The 21st Century will represent the decisive historical period to transform the way we live on this planet. Studies indicate that the planet Earth is approximately 4.6 billion years old. Life may have sprung up in unicellular beings about 3.6 billion years ago. Multicellular creatures appeared about 1 billion years ago.
It was necessary several eras and great turbulences for evolutionary biological
conditions to allow the emergence of our species Homo sapiens about 350,000 years ago in East Africa. The success of our species has brought us to 1 billion representatives in the year 1800 CE. In this century, in 2013 after an exponential growth, we reach 7 billion human beings. This was mainly due to the cultural, scientific and technological evolution that solved several problems of human survival.
Due to the high degree of change in planetary conditions caused by humans, the present geological period is being called Anthropocene. This period is characterized by the growing number of people who from their lifestyles generate so much socioeconomic impact that they alter the balance of the planetary ecosystems beyond the safe limits that are maintaining the conditions of life on the planet.
These disturbing human activities of planetary biophysical systems are derived from patterns of consumption, the rhythm of production from the use of natural resources, types of technologies based on non-renewable energies, and accumulation of residues and toxic elements.
Such human activities cause changes in planetary ecosystems in a rapid, local and global, non-linear manner due to systemic, potentially non-reversible interrelationships and are manifested in the following reference of measurable planetary boundaries, listed here in alphabetical order:
1. Acidification of the oceans (absorption of atmospheric CO2).
2. Change in land use (Amount of remaining forests)
3. Climate change (the increase of greenhouse gases).
4. Depletion of the stratospheric ozone layer.
5. Loss of biodiversity (genetic diversity).
6. Nitrogen and phosphorus load (Amount of fertilizer use)
7. Reduction of drinking water (Depletion of non-renewable reservoirs).
8. Toxic chemical pollution (Chemicals of medicine, agriculture).
A condition well known to humans is the health-disease process.
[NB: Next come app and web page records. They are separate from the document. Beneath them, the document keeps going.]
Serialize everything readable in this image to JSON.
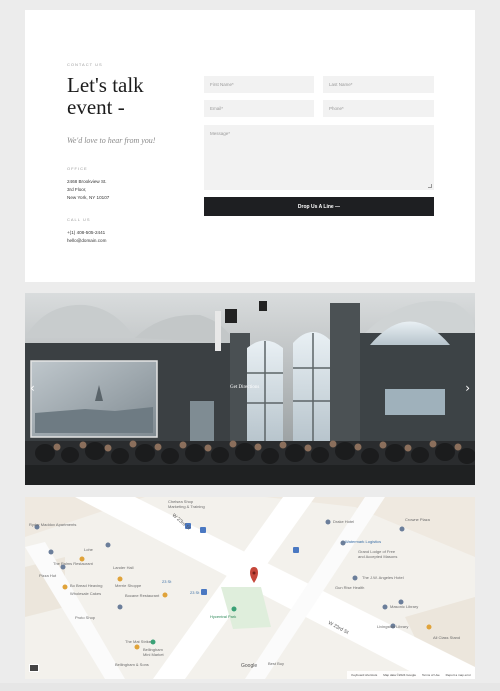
{
  "contact": {
    "eyebrow": "CONTACT US",
    "title": "Let's talk event -",
    "tagline": "We'd love to hear from you!",
    "office_label": "OFFICE",
    "address": [
      "2468 Brookview St.",
      "3rd Floor,",
      "New York, NY 10107"
    ],
    "call_label": "CALL US",
    "phone": "+(1) 408-505-2441",
    "email": "hello@domain.com"
  },
  "form": {
    "first_name": "First Name*",
    "last_name": "Last Name*",
    "email": "Email*",
    "phone": "Phone*",
    "message": "Message*",
    "submit": "Drop Us A Line —"
  },
  "slider": {
    "link": "Get Directions",
    "prev": "‹",
    "next": "›"
  },
  "map": {
    "streets": [
      "W 23rd St",
      "W 22nd St",
      "W 23rd St"
    ],
    "pois": [
      "Chelsea Shop\nMarketing & Training",
      "Ryder Maddox Apartments",
      "Drake Hotel",
      "Watermark Logistics",
      "Grand Lodge of Free\nand Accepted Masons",
      "The J.W. Angeles Hotel",
      "Gun Rise Health",
      "Masonic Library",
      "Livingston Library",
      "Crowne Plaza",
      "Lander Hall",
      "Pizza Hut",
      "The Palms Restaurant",
      "Bo Bread Heaving",
      "Wholesale Cakes",
      "Bocane Restaurant",
      "Lohe",
      "23 St",
      "23 St",
      "Proto Shop",
      "Merrie Shoppe",
      "Hycentral Park",
      "Bellingham\nMini Market",
      "Bellingham & Sons",
      "Best Buy",
      "All Class Stand",
      "The Mat Strike"
    ],
    "google": "Google",
    "footer": [
      "Keyboard shortcuts",
      "Map data ©2024 Google",
      "Terms of Use",
      "Report a map error"
    ]
  }
}
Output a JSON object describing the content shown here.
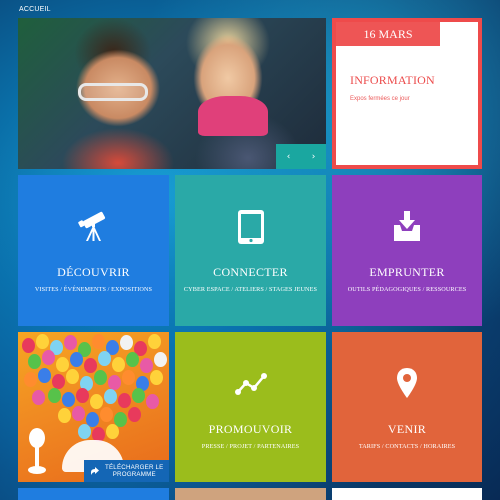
{
  "breadcrumb": {
    "label": "ACCUEIL"
  },
  "hero": {
    "prev": "‹",
    "next": "›"
  },
  "info": {
    "date": "16 MARS",
    "title": "INFORMATION",
    "text": "Expos fermées ce jour"
  },
  "tiles": [
    {
      "id": "decouvrir",
      "title": "DÉCOUVRIR",
      "sub": "VISITES / ÉVÉNEMENTS / EXPOSITIONS",
      "icon": "telescope-icon",
      "color": "#1f7de0"
    },
    {
      "id": "connecter",
      "title": "CONNECTER",
      "sub": "CYBER ESPACE / ATELIERS / STAGES JEUNES",
      "icon": "tablet-icon",
      "color": "#2aa9a7"
    },
    {
      "id": "emprunter",
      "title": "EMPRUNTER",
      "sub": "OUTILS PÉDAGOGIQUES / RESSOURCES",
      "icon": "inbox-download-icon",
      "color": "#8e3fbd"
    },
    {
      "id": "promouvoir",
      "title": "PROMOUVOIR",
      "sub": "PRESSE / PROJET / PARTENAIRES",
      "icon": "line-chart-icon",
      "color": "#9bbd1c"
    },
    {
      "id": "venir",
      "title": "VENIR",
      "sub": "TARIFS / CONTACTS / HORAIRES",
      "icon": "map-pin-icon",
      "color": "#e1643b"
    }
  ],
  "download": {
    "line1": "TÉLÉCHARGER LE",
    "line2": "PROGRAMME"
  }
}
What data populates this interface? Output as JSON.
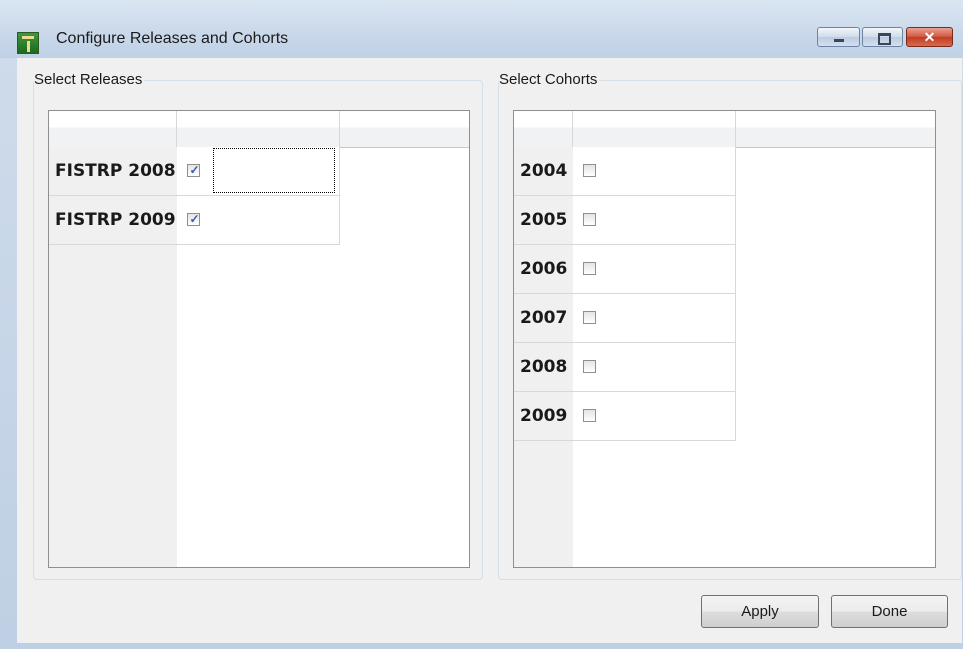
{
  "window": {
    "title": "Configure Releases and Cohorts",
    "icons": {
      "app": "tree-icon",
      "minimize": "minimize-icon",
      "maximize": "maximize-icon",
      "close": "close-icon"
    },
    "close_glyph": "✕"
  },
  "releases": {
    "group_title": "Select Releases",
    "rows": [
      {
        "label": "FISTRP 2008",
        "checked": true
      },
      {
        "label": "FISTRP 2009",
        "checked": true
      }
    ]
  },
  "cohorts": {
    "group_title": "Select Cohorts",
    "rows": [
      {
        "label": "2004",
        "checked": false
      },
      {
        "label": "2005",
        "checked": false
      },
      {
        "label": "2006",
        "checked": false
      },
      {
        "label": "2007",
        "checked": false
      },
      {
        "label": "2008",
        "checked": false
      },
      {
        "label": "2009",
        "checked": false
      }
    ]
  },
  "buttons": {
    "apply": "Apply",
    "done": "Done"
  },
  "colors": {
    "check_mark": "#3b5aa8",
    "close_button": "#c23a22"
  },
  "check_glyph": "✓"
}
This universal
human experience is being used as a metaphor to speak of the ecosystemic situation of the planet. We can say that the age of the Anthropocene, through human activities are causing the sickness of the planetary ecosystems that result in the impairing of Planetary Health.
These planetary imbalances, in turn, return to humans as symptoms of a diseased planet causing life-threatening environmental changes, such as climate change that causes for example droughts in some places and floods and hurricanes in others. These effects of planetary sickness are undesirable for all, but due to their systemic nature, they are impossible for isolated solution by countries or cities.
A significant challenge of the 21st century will be to obtain support from the countries in the international agreements promoted by the United Nations Conference of the Parties (COP) seeking through diplomatic cooperation to reverse the systemic effects of human activities on Planetary Health.
In addition to this international political effort, it was established a Planetary Health Alliance, that is a consortium of over 120 universities, NGOs, government agencies, research institutes, and other partners committed to the advancement of planetary health has been formed.
The Instituto Ideia Ambiental over 15 years working in nature conservation has
matured the vision of the interaction of humanity with the biosphere. Now focusing on Planetary Health, it promotes the use of technologies that allow sustainable development through the integration of population health, socioeconomic health, and environmental health into the planetary microscale of the municipalities.